When I came to add up the bird species on my list for 2012 I was pleasantly surprised by the total, since I didn’t go to many places, and the weather was unhelpful: 109 seen and four heard.
However, I confess that my numbers were boosted by my Super Saturday, assisted by Mark Avery, as I explain below.
In January a short walk in Upper Teesdale gave me a black grouse.
In March, on Iping Common, West Sussex, I saw a woodlark.
In April I was dive-bombed by a buzzard as I reached the top of Murton Pike in Cumbria.
In May, I got up at 5am and saw and heard a ring ouzel in the Tavy Valley, Dartmoor.
In June I took part in the annual count of nightjars at Wishmoor Bottom, near Camberley, Surrey. I did see a nightjar, also woodcock, tree pipit, stonechat, whitethroat and others.
Also in June, in the North York Moors, I saw my only redstarts and tree sparrows of the year. In August there was a peregrine still perching on the side of Derby cathedral, having nested there. I also saw a peregrine in April on Alport Castles, the Derbyshire landslip, and in July a youngster clinging to the side of the sheer chalk Swyre Head on the south Dorset coast.
Also in August, on a walk from Faversham to Sittingbourne, Kent, I saw black-tailed godwit and shoveler on Oare Marshes, and greenshank on Milton Creek.
I had four visits to the RSPB’s Otmoor, which is always a joy. On 27 February my sightings included white-fronted goose, redpoll and golden plover. On 4 June, there were little stint, little-ringed plover and dunlin. On 23 June I saw my first-ever hobby and heard my first-ever grasshopper warblers, as well as turtle dove and drumming snipe. On 30 December there were flocks of lapwing and golden plover and I waited hopefully for the starlings to come in to roost. They didn’t, but like Mrs Aldwinkle in Those Barren Leaves, we dared not tear ourselves away lest the apocalpytic event should occur (I owe that point to my partner Chris).
And so to my Super Saturday, 12 May. I joined Mark Avery at 8am at Stanwick Lake, Northamptonshire, on a lovely clear morning. I saw or heard 44 species (he had more of course), and the firsts for me were Cetti’s warbler, lesser whitethroat and garganey. But I doubt I’d have identified so many on my own. It was a memorable walk.

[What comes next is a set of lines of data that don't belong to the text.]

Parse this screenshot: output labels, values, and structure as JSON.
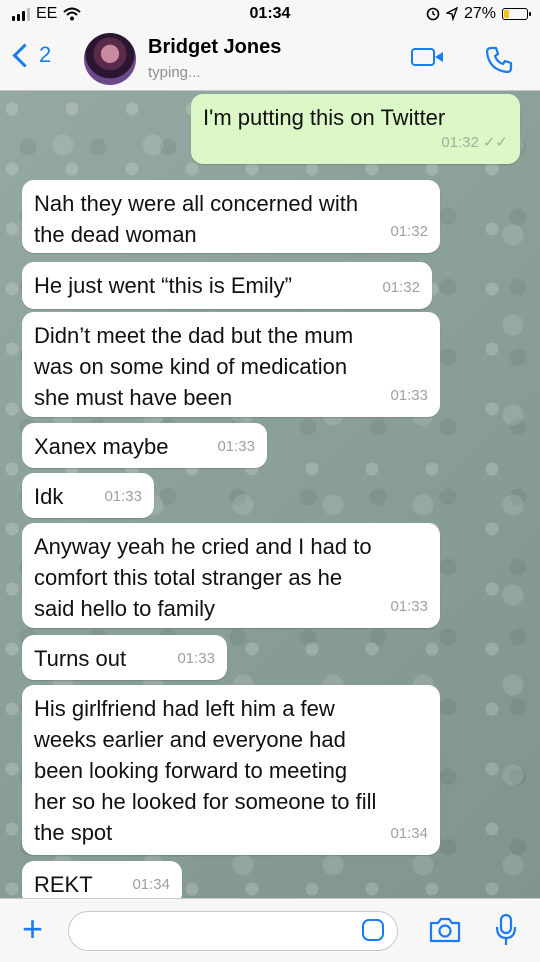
{
  "status_bar": {
    "carrier": "EE",
    "time": "01:34",
    "battery_percent": "27%",
    "battery_level": 0.27,
    "icons": [
      "signal-icon",
      "wifi-icon",
      "alarm-icon",
      "location-icon",
      "battery-icon"
    ]
  },
  "header": {
    "back_count": "2",
    "contact_name": "Bridget Jones",
    "status": "typing...",
    "icons": [
      "back-chevron-icon",
      "avatar",
      "video-call-icon",
      "voice-call-icon"
    ]
  },
  "messages": [
    {
      "dir": "out",
      "text": "I'm putting this on Twitter",
      "time": "01:32"
    },
    {
      "dir": "in",
      "text": "Nah they were all concerned with\nthe dead woman",
      "time": "01:32"
    },
    {
      "dir": "in",
      "text": "He just went “this is Emily”",
      "time": "01:32"
    },
    {
      "dir": "in",
      "text": "Didn’t meet the dad but the mum\nwas on some kind of medication\nshe must have been",
      "time": "01:33"
    },
    {
      "dir": "in",
      "text": "Xanex maybe",
      "time": "01:33"
    },
    {
      "dir": "in",
      "text": "Idk",
      "time": "01:33"
    },
    {
      "dir": "in",
      "text": "Anyway yeah he cried and I had to\ncomfort this total stranger as he\nsaid hello to family",
      "time": "01:33"
    },
    {
      "dir": "in",
      "text": "Turns out",
      "time": "01:33"
    },
    {
      "dir": "in",
      "text": "His girlfriend had left him a few\nweeks earlier and everyone had\nbeen looking forward to meeting\nher so he looked for someone to fill\nthe spot",
      "time": "01:34"
    },
    {
      "dir": "in",
      "text": "REKT",
      "time": "01:34"
    }
  ],
  "input_bar": {
    "plus": "+",
    "placeholder": "",
    "icons": [
      "plus-icon",
      "sticker-icon",
      "camera-icon",
      "microphone-icon"
    ]
  },
  "colors": {
    "accent": "#1a7cf4",
    "outgoing_bubble": "#dcf8c6",
    "incoming_bubble": "#ffffff",
    "chat_background": "#8fa39b"
  }
}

I paid a visit to a friend and was heading for home in the afternoon, when I thought I’d swing round via Bledlow, as I’d read on the Buckinghamshire Birding blog that a nightingale had been singing in a bush near Bledlow for some days. I didn’t really expect to hear him, at 5 pm next to a busy steam-railway, but I following the footpath to the railway line then took a path along the edge of the field to the bosky corner. Shortly after I arrived he began singing, and then presented himself at the top of the bush. A rare treat indeed. (I had had no success on 30 April and 5 May surveying a square for the British Trust for Ornithology, where nightingales had been seen in the past.)
But I’ll end at home in Turville, where I get much pleasure year round from wandering up the hill and through the woods, watching and listening to the red kites and buzzards, ravens, rooks and jackdaws, the scolding nuthatches and robins, with the bonus of chiffchaffs and blackcaps in spring time. There’s always plenty about.